> ABOUT THIS EXERCISE: Where the data below shows a picture, leave that picture out and copy the rest exactly.
>>
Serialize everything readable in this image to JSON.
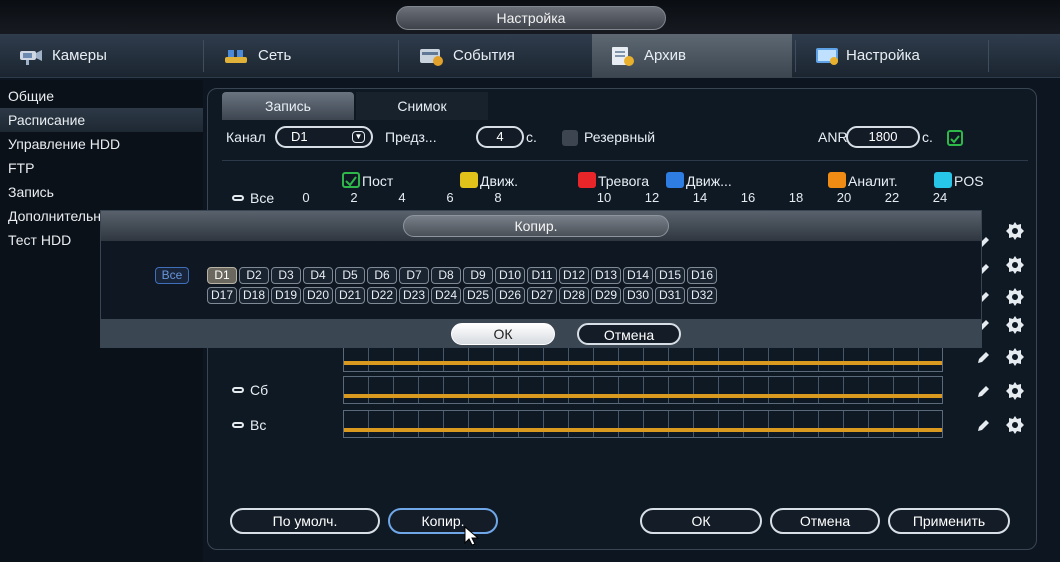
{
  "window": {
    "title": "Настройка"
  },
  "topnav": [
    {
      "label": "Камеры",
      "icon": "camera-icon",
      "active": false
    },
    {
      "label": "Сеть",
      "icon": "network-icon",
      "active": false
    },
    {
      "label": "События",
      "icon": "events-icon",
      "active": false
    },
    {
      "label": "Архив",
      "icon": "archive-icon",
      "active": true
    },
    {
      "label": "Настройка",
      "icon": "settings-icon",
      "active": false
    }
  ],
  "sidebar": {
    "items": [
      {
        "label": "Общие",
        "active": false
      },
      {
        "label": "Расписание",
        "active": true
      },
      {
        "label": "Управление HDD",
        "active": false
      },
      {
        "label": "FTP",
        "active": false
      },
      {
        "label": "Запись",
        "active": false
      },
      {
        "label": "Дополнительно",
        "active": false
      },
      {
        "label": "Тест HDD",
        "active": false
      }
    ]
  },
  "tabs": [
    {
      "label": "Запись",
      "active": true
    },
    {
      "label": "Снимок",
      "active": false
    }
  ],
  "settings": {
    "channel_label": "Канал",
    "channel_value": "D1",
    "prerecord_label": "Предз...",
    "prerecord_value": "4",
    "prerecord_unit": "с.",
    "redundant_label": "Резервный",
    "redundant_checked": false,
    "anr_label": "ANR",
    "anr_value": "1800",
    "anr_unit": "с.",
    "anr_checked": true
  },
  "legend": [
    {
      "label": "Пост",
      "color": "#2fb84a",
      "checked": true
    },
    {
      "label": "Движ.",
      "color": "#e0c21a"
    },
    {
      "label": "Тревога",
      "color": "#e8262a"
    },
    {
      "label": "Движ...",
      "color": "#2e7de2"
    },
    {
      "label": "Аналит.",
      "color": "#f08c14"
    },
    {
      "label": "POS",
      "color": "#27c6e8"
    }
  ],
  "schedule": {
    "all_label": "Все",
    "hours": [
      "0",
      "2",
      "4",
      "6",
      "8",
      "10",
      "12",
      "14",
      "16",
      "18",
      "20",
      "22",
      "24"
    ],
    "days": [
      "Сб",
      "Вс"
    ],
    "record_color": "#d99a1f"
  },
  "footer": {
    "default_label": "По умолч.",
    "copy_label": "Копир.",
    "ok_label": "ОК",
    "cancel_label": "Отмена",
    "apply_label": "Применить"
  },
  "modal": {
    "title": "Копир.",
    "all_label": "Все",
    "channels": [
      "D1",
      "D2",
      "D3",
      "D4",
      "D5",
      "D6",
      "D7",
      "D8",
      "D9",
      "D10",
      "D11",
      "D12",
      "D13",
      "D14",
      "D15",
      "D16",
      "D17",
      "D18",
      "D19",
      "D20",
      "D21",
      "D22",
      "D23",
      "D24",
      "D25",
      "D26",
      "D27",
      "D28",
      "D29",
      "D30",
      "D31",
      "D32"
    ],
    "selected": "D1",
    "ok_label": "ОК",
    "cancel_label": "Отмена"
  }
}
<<
> ANSWER SPACE:
Serialize everything readable in this image to JSON.
{
  "window": {
    "title": "Настройка"
  },
  "topnav": [
    {
      "label": "Камеры",
      "icon": "camera-icon",
      "active": false
    },
    {
      "label": "Сеть",
      "icon": "network-icon",
      "active": false
    },
    {
      "label": "События",
      "icon": "events-icon",
      "active": false
    },
    {
      "label": "Архив",
      "icon": "archive-icon",
      "active": true
    },
    {
      "label": "Настройка",
      "icon": "settings-icon",
      "active": false
    }
  ],
  "sidebar": {
    "items": [
      {
        "label": "Общие",
        "active": false
      },
      {
        "label": "Расписание",
        "active": true
      },
      {
        "label": "Управление HDD",
        "active": false
      },
      {
        "label": "FTP",
        "active": false
      },
      {
        "label": "Запись",
        "active": false
      },
      {
        "label": "Дополнительно",
        "active": false
      },
      {
        "label": "Тест HDD",
        "active": false
      }
    ]
  },
  "tabs": [
    {
      "label": "Запись",
      "active": true
    },
    {
      "label": "Снимок",
      "active": false
    }
  ],
  "settings": {
    "channel_label": "Канал",
    "channel_value": "D1",
    "prerecord_label": "Предз...",
    "prerecord_value": "4",
    "prerecord_unit": "с.",
    "redundant_label": "Резервный",
    "redundant_checked": false,
    "anr_label": "ANR",
    "anr_value": "1800",
    "anr_unit": "с.",
    "anr_checked": true
  },
  "legend": [
    {
      "label": "Пост",
      "color": "#2fb84a",
      "checked": true
    },
    {
      "label": "Движ.",
      "color": "#e0c21a"
    },
    {
      "label": "Тревога",
      "color": "#e8262a"
    },
    {
      "label": "Движ...",
      "color": "#2e7de2"
    },
    {
      "label": "Аналит.",
      "color": "#f08c14"
    },
    {
      "label": "POS",
      "color": "#27c6e8"
    }
  ],
  "schedule": {
    "all_label": "Все",
    "hours": [
      "0",
      "2",
      "4",
      "6",
      "8",
      "10",
      "12",
      "14",
      "16",
      "18",
      "20",
      "22",
      "24"
    ],
    "days": [
      "Сб",
      "Вс"
    ],
    "record_color": "#d99a1f"
  },
  "footer": {
    "default_label": "По умолч.",
    "copy_label": "Копир.",
    "ok_label": "ОК",
    "cancel_label": "Отмена",
    "apply_label": "Применить"
  },
  "modal": {
    "title": "Копир.",
    "all_label": "Все",
    "channels": [
      "D1",
      "D2",
      "D3",
      "D4",
      "D5",
      "D6",
      "D7",
      "D8",
      "D9",
      "D10",
      "D11",
      "D12",
      "D13",
      "D14",
      "D15",
      "D16",
      "D17",
      "D18",
      "D19",
      "D20",
      "D21",
      "D22",
      "D23",
      "D24",
      "D25",
      "D26",
      "D27",
      "D28",
      "D29",
      "D30",
      "D31",
      "D32"
    ],
    "selected": "D1",
    "ok_label": "ОК",
    "cancel_label": "Отмена"
  }
}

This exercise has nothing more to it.